- Fragile tip. No cutting edge for slicing
The Pen blade is similar to the spear point blade but with a more gradual curve and with only one sharpened side. This blade was named for its original use sharpening quill pens. Modern day pen blades are common on pocket knives.
Pen Blade: Buck Knives 309 Companion Dual. Check current price on Amazon
- Good at cutting and whittling
- Sturdy tip
The Sheepsfoot blade has a blunt tip and a straight cutting edge. This blade style is unusual as it is sharp on top and dull on the bottom. It is popularly used for sailing because of its usefulness cutting rope and sails. It is also used as an emergency rescue knife because it is good at cutting through seatbelts and restraints. The Sheepsfoot blade is easy to sharpen. Like the blunt tip knife, the Sheepsfoot has a false point to prevent accidental punctures. Originally, the Sheepsfoot was used to trim animal hooves.
Sheepsfoot: Kershaw Corral Creek. Check its specs here
- Very controllable, good for cutting and slicing

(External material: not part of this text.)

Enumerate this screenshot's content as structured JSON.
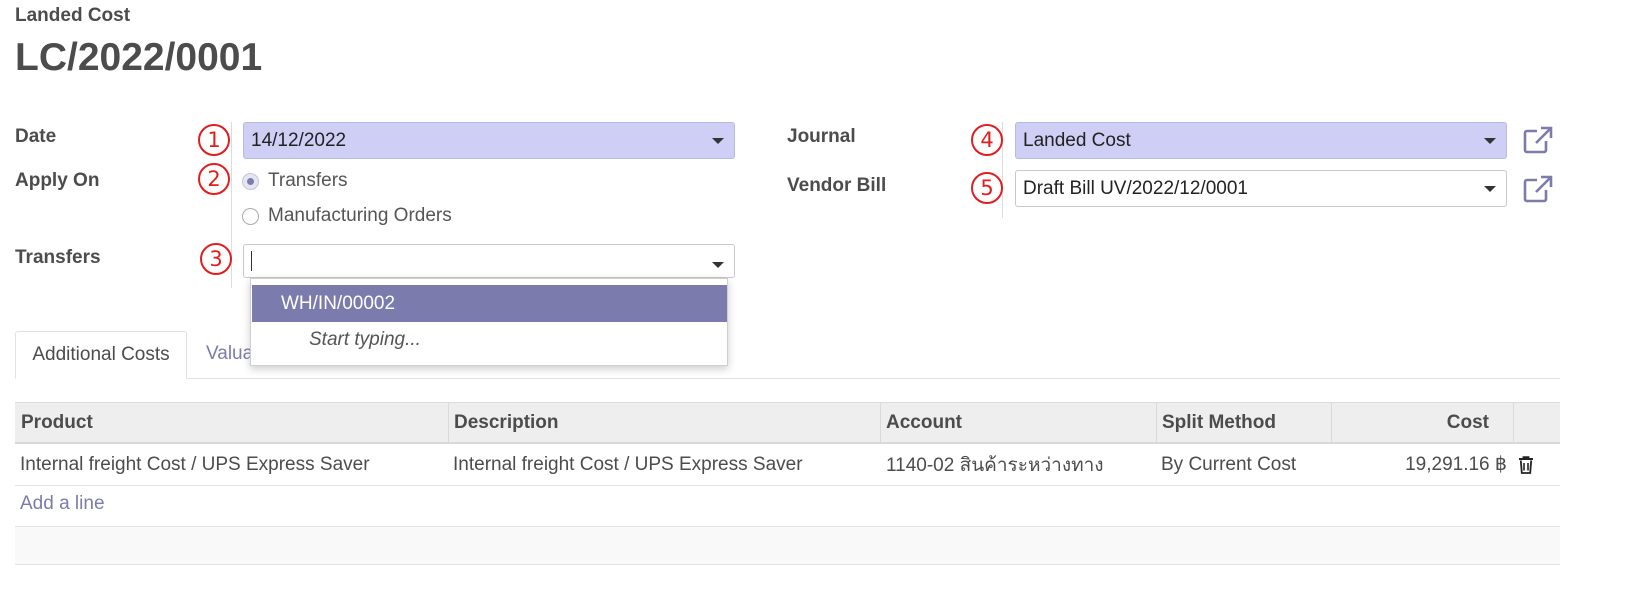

- No point exists
Styled after Japanese samurai swords, the tanto blade is popular with military and law-enforcement types. The knife has a gently sloping spine which meets the tip at a sharp, obtuse angle. This knife shape is great for piercing, stabbing, and slicing. The tanto blade has an incredibly strong tip which allows the knife to penetrate almost anything. However, the tanto knife blade is not easy to sharpen. Still, it is one of my favorite knife blade types.
Tanto: Kershaw 1990 Brawler. Current price on Amazon
- Extremely strong point. Ideal for piercing hard materials, stabbing
- Hard to control point
Trailing-Point Knife Blades
The spine on the light-weight trailing-point knife blade curves upward. Thus, the tip is higher than the handle. Trailing-point knives are good for skinning, slicing, and fileting.
Trailing Point: Hisshou Knife. Get it now!
- Perfect for skinning, slicing
- Weak point
Wharncliffe Knife Blades
The Wharncliffe blade is similar to the Sheepsfoot blade, but it has a sharpened tip. This blade style is good for whittling and is easily able to get into small holes. The Wharncliffe blade’s cutting edge is straight.
- Good for whittling
- Fragile tip
You should choose knife blade shapes most suited to your needs. Naturally, there is no single blade type that is suited to all applications so we recommend thinking about what you will be using the knife for most and letting that determine which blade shape to get.References